TASK PROMPT:
The word "data" may appear in some of the lines below. State how many lines contain it, and write only that number.

*** SOURCE MATERIAL ***

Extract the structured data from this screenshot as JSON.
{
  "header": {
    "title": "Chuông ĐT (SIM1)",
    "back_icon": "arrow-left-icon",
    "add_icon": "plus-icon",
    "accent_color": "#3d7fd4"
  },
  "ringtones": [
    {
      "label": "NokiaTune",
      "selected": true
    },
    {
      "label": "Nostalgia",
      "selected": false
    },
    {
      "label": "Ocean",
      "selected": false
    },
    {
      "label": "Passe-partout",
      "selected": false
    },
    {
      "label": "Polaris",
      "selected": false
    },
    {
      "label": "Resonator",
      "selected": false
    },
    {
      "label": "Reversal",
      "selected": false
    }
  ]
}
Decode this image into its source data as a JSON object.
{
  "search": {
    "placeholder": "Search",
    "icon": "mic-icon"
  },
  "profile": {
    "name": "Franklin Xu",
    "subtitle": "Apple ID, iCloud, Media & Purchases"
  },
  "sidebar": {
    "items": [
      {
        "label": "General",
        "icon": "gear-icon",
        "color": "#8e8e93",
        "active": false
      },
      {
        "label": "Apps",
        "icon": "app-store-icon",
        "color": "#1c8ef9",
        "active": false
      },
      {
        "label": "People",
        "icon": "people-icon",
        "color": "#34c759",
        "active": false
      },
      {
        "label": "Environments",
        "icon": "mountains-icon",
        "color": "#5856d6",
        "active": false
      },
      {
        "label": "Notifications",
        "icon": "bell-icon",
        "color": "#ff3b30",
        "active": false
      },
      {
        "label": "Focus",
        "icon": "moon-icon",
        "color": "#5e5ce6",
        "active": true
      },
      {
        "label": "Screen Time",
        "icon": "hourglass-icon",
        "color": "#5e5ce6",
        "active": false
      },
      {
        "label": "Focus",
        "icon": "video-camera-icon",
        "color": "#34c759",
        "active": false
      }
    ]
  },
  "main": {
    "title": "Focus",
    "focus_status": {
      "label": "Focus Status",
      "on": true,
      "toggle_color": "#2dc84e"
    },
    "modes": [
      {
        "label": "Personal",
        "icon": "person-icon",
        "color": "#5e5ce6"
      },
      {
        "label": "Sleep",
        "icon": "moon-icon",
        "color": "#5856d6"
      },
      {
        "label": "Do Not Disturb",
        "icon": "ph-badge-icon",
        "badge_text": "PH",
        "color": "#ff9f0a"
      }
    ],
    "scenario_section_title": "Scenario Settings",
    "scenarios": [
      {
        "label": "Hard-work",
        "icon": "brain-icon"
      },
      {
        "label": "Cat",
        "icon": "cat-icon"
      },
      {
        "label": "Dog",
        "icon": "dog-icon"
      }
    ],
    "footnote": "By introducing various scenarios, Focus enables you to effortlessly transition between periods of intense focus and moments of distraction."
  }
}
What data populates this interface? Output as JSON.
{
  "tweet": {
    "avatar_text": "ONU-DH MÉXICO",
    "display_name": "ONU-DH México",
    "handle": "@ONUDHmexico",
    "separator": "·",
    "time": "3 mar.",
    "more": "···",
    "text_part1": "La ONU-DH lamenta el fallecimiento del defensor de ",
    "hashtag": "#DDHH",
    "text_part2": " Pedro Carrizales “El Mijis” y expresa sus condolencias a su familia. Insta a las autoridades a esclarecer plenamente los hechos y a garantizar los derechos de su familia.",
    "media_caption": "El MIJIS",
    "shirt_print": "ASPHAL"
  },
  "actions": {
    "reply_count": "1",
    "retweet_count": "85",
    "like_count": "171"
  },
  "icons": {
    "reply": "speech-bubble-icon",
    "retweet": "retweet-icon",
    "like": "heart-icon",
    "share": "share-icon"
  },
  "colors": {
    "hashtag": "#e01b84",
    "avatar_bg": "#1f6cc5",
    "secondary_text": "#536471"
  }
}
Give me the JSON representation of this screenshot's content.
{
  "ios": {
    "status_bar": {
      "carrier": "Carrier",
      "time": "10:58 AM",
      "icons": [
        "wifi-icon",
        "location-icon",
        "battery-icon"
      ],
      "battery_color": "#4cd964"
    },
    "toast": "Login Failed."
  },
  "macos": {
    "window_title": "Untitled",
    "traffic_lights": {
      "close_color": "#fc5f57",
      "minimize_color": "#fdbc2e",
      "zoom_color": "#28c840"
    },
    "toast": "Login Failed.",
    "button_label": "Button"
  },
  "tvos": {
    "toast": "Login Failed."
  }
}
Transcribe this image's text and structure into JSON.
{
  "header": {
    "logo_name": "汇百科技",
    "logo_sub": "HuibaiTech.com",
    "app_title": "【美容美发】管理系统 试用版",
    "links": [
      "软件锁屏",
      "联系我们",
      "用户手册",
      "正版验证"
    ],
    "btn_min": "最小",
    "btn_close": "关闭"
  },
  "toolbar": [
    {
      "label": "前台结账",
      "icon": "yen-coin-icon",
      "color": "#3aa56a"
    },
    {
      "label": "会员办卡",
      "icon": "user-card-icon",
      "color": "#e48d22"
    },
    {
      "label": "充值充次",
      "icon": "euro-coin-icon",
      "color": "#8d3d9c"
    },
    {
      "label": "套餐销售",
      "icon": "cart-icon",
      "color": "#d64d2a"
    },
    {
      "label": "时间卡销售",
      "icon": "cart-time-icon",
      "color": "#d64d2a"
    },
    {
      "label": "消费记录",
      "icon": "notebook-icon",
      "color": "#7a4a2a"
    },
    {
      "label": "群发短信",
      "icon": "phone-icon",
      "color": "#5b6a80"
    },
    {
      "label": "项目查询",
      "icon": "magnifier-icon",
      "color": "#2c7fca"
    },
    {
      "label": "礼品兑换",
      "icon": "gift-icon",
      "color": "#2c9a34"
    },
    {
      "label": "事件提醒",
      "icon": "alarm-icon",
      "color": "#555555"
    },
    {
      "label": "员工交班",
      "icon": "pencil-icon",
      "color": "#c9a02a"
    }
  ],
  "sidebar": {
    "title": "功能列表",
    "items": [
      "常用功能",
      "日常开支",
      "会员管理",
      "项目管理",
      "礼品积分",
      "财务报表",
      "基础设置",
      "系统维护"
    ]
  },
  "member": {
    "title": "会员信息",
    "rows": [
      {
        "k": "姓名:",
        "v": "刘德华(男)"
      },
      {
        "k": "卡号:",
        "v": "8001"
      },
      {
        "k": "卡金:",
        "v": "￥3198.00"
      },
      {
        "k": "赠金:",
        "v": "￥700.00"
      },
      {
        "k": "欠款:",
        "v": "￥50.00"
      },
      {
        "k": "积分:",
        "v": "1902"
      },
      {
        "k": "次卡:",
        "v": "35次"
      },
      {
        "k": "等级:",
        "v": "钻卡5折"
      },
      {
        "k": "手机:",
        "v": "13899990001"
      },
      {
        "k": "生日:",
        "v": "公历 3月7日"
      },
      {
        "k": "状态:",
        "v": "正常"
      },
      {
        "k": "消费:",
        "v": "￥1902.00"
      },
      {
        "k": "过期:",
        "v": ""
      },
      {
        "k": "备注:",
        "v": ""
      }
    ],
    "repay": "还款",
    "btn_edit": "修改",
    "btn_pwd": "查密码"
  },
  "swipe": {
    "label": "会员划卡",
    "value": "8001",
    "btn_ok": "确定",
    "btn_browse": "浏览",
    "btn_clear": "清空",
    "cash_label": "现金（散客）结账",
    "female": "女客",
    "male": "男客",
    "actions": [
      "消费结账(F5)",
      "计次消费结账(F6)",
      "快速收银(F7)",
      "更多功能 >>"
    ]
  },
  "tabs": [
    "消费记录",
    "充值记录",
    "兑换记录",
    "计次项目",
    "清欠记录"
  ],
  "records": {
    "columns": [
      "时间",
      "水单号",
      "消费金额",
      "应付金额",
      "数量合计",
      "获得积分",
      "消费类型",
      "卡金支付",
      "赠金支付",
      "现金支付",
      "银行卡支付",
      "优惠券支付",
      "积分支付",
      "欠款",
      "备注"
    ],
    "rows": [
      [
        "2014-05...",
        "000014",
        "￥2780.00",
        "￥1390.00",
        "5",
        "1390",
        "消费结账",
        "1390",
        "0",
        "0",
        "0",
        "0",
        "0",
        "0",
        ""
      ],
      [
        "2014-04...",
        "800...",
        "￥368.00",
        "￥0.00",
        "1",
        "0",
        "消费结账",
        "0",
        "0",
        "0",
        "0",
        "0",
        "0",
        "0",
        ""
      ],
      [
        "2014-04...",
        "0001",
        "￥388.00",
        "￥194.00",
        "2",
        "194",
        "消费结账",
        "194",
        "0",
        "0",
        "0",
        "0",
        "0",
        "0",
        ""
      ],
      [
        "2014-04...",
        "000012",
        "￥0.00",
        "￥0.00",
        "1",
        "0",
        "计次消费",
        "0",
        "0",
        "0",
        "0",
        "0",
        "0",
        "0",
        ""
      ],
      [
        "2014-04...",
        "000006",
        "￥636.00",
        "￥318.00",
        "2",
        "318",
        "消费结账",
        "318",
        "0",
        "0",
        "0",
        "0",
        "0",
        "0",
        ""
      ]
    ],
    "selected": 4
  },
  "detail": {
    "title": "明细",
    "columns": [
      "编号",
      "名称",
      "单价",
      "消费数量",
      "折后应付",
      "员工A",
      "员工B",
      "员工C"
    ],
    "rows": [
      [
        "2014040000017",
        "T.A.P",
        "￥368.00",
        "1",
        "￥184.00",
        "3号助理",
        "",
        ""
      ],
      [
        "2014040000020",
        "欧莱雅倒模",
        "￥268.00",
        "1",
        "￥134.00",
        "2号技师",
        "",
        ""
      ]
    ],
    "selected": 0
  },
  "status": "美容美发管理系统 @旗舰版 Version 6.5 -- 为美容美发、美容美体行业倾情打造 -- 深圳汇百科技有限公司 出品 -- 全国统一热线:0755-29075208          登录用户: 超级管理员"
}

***

EXERCISE RESPONSE:
3